What needs to be done:
Determine how many lines in the records below contain "Border", then state that number alone.

*** Opening of The data ***

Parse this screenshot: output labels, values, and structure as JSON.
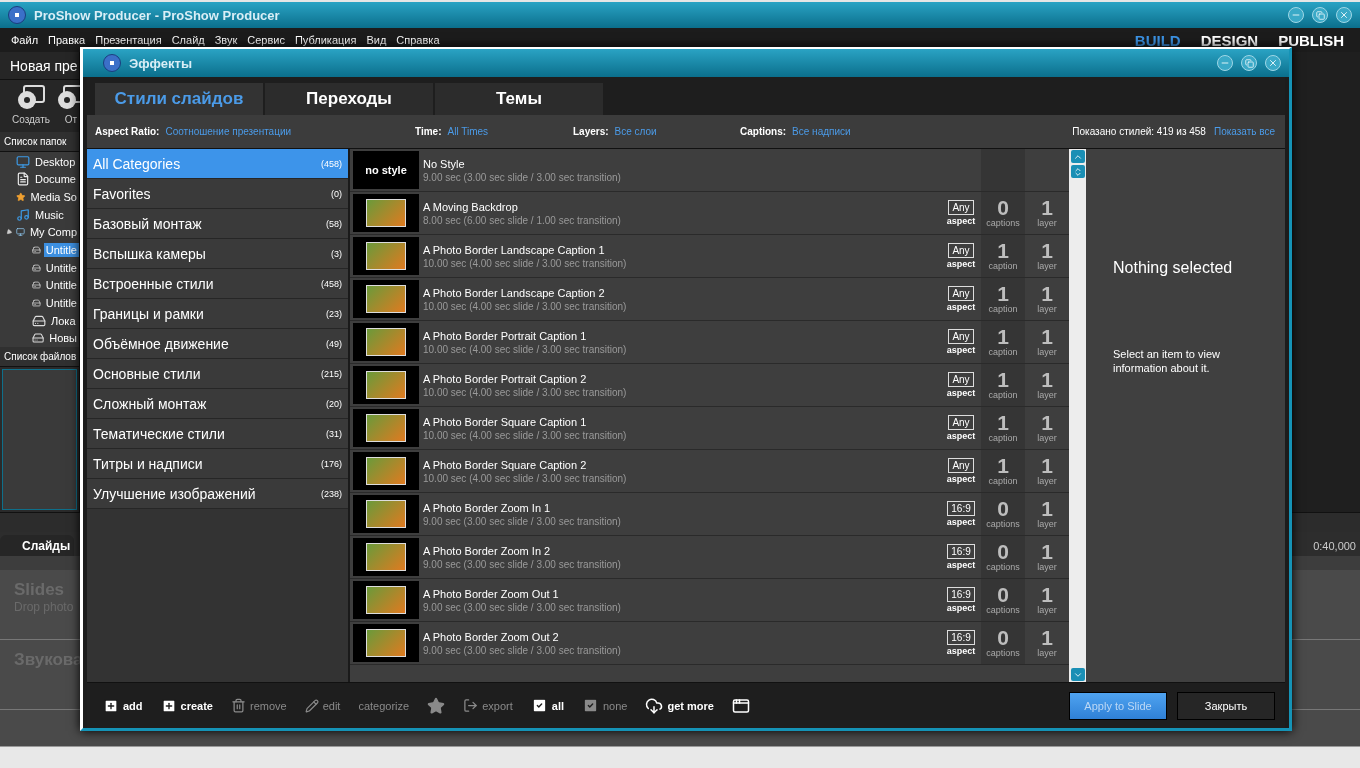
{
  "window": {
    "title": "ProShow Producer - ProShow Producer"
  },
  "menu": [
    "Файл",
    "Правка",
    "Презентация",
    "Слайд",
    "Звук",
    "Сервис",
    "Публикация",
    "Вид",
    "Справка"
  ],
  "modes": [
    {
      "label": "BUILD",
      "selected": true
    },
    {
      "label": "DESIGN",
      "selected": false
    },
    {
      "label": "PUBLISH",
      "selected": false
    }
  ],
  "left_panel": {
    "show_title": "Новая пре",
    "tools": [
      "Создать",
      "От"
    ],
    "folders_header": "Список папок",
    "tree": [
      {
        "label": "Desktop",
        "kind": "desktop",
        "selected": false
      },
      {
        "label": "Docume",
        "kind": "document",
        "selected": false
      },
      {
        "label": "Media So",
        "kind": "star",
        "selected": false
      },
      {
        "label": "Music",
        "kind": "music",
        "selected": false
      },
      {
        "label": "My Comp",
        "kind": "computer",
        "selected": false,
        "expanded": true,
        "children": [
          {
            "label": "Untitle",
            "kind": "drive",
            "selected": true
          },
          {
            "label": "Untitle",
            "kind": "drive",
            "selected": false
          },
          {
            "label": "Untitle",
            "kind": "drive",
            "selected": false
          },
          {
            "label": "Untitle",
            "kind": "drive",
            "selected": false
          },
          {
            "label": "Лока",
            "kind": "drive",
            "selected": false
          },
          {
            "label": "Новы",
            "kind": "drive",
            "selected": false
          }
        ]
      }
    ],
    "files_header": "Список файлов"
  },
  "timeline": {
    "tab": "Слайды",
    "time_mark": "0:40,000",
    "slides_title": "Slides",
    "slides_hint": "Drop photo",
    "audio_title": "Звукова"
  },
  "dialog": {
    "title": "Эффекты",
    "tabs": [
      {
        "label": "Стили слайдов",
        "selected": true
      },
      {
        "label": "Переходы",
        "selected": false
      },
      {
        "label": "Темы",
        "selected": false
      }
    ],
    "filters": [
      {
        "label": "Aspect Ratio:",
        "value": "Соотношение презентации"
      },
      {
        "label": "Time:",
        "value": "All Times"
      },
      {
        "label": "Layers:",
        "value": "Все слои"
      },
      {
        "label": "Captions:",
        "value": "Все надписи"
      }
    ],
    "shown_count": "Показано стилей: 419 из 458",
    "show_all": "Показать все",
    "categories": [
      {
        "name": "All Categories",
        "count": "(458)",
        "selected": true
      },
      {
        "name": "Favorites",
        "count": "(0)",
        "selected": false
      },
      {
        "name": "Базовый монтаж",
        "count": "(58)",
        "selected": false
      },
      {
        "name": "Вспышка камеры",
        "count": "(3)",
        "selected": false
      },
      {
        "name": "Встроенные стили",
        "count": "(458)",
        "selected": false
      },
      {
        "name": "Границы и рамки",
        "count": "(23)",
        "selected": false
      },
      {
        "name": "Объёмное движение",
        "count": "(49)",
        "selected": false
      },
      {
        "name": "Основные стили",
        "count": "(215)",
        "selected": false
      },
      {
        "name": "Сложный монтаж",
        "count": "(20)",
        "selected": false
      },
      {
        "name": "Тематические стили",
        "count": "(31)",
        "selected": false
      },
      {
        "name": "Титры и надписи",
        "count": "(176)",
        "selected": false
      },
      {
        "name": "Улучшение изображений",
        "count": "(238)",
        "selected": false
      }
    ],
    "styles": [
      {
        "kind": "none",
        "thumb_text": "no style",
        "name": "No Style",
        "duration": "9.00 sec (3.00 sec slide / 3.00 sec transition)"
      },
      {
        "kind": "style",
        "name": "A Moving Backdrop",
        "duration": "8.00 sec (6.00 sec slide / 1.00 sec transition)",
        "aspect": "Any",
        "aspect_label": "aspect",
        "captions": "0",
        "captions_label": "captions",
        "layers": "1",
        "layers_label": "layer"
      },
      {
        "kind": "style",
        "name": "A Photo Border Landscape Caption 1",
        "duration": "10.00 sec (4.00 sec slide / 3.00 sec transition)",
        "aspect": "Any",
        "aspect_label": "aspect",
        "captions": "1",
        "captions_label": "caption",
        "layers": "1",
        "layers_label": "layer"
      },
      {
        "kind": "style",
        "name": "A Photo Border Landscape Caption 2",
        "duration": "10.00 sec (4.00 sec slide / 3.00 sec transition)",
        "aspect": "Any",
        "aspect_label": "aspect",
        "captions": "1",
        "captions_label": "caption",
        "layers": "1",
        "layers_label": "layer"
      },
      {
        "kind": "style",
        "name": "A Photo Border Portrait Caption 1",
        "duration": "10.00 sec (4.00 sec slide / 3.00 sec transition)",
        "aspect": "Any",
        "aspect_label": "aspect",
        "captions": "1",
        "captions_label": "caption",
        "layers": "1",
        "layers_label": "layer"
      },
      {
        "kind": "style",
        "name": "A Photo Border Portrait Caption 2",
        "duration": "10.00 sec (4.00 sec slide / 3.00 sec transition)",
        "aspect": "Any",
        "aspect_label": "aspect",
        "captions": "1",
        "captions_label": "caption",
        "layers": "1",
        "layers_label": "layer"
      },
      {
        "kind": "style",
        "name": "A Photo Border Square Caption 1",
        "duration": "10.00 sec (4.00 sec slide / 3.00 sec transition)",
        "aspect": "Any",
        "aspect_label": "aspect",
        "captions": "1",
        "captions_label": "caption",
        "layers": "1",
        "layers_label": "layer"
      },
      {
        "kind": "style",
        "name": "A Photo Border Square Caption 2",
        "duration": "10.00 sec (4.00 sec slide / 3.00 sec transition)",
        "aspect": "Any",
        "aspect_label": "aspect",
        "captions": "1",
        "captions_label": "caption",
        "layers": "1",
        "layers_label": "layer"
      },
      {
        "kind": "style",
        "name": "A Photo Border Zoom In 1",
        "duration": "9.00 sec (3.00 sec slide / 3.00 sec transition)",
        "aspect": "16:9",
        "aspect_label": "aspect",
        "captions": "0",
        "captions_label": "captions",
        "layers": "1",
        "layers_label": "layer"
      },
      {
        "kind": "style",
        "name": "A Photo Border Zoom In 2",
        "duration": "9.00 sec (3.00 sec slide / 3.00 sec transition)",
        "aspect": "16:9",
        "aspect_label": "aspect",
        "captions": "0",
        "captions_label": "captions",
        "layers": "1",
        "layers_label": "layer"
      },
      {
        "kind": "style",
        "name": "A Photo Border Zoom Out 1",
        "duration": "9.00 sec (3.00 sec slide / 3.00 sec transition)",
        "aspect": "16:9",
        "aspect_label": "aspect",
        "captions": "0",
        "captions_label": "captions",
        "layers": "1",
        "layers_label": "layer"
      },
      {
        "kind": "style",
        "name": "A Photo Border Zoom Out 2",
        "duration": "9.00 sec (3.00 sec slide / 3.00 sec transition)",
        "aspect": "16:9",
        "aspect_label": "aspect",
        "captions": "0",
        "captions_label": "captions",
        "layers": "1",
        "layers_label": "layer"
      }
    ],
    "info": {
      "title": "Nothing selected",
      "text": "Select an item to view information about it."
    },
    "toolbar": [
      {
        "kind": "add",
        "label": "add",
        "disabled": false
      },
      {
        "kind": "create",
        "label": "create",
        "disabled": false
      },
      {
        "kind": "remove",
        "label": "remove",
        "disabled": true
      },
      {
        "kind": "edit",
        "label": "edit",
        "disabled": true
      },
      {
        "kind": "categorize",
        "label": "categorize",
        "disabled": true
      },
      {
        "kind": "favorite",
        "disabled": true
      },
      {
        "kind": "export",
        "label": "export",
        "disabled": true
      },
      {
        "kind": "check",
        "label": "all",
        "checked": true,
        "disabled": false
      },
      {
        "kind": "check",
        "label": "none",
        "checked": true,
        "disabled": true
      },
      {
        "kind": "get_more",
        "label": "get more",
        "disabled": false
      },
      {
        "kind": "window",
        "disabled": false
      }
    ],
    "buttons": [
      {
        "label": "Apply to Slide",
        "kind": "primary",
        "disabled": true
      },
      {
        "label": "Закрыть",
        "kind": "secondary",
        "disabled": false
      }
    ]
  }
}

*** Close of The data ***

Task solution:
10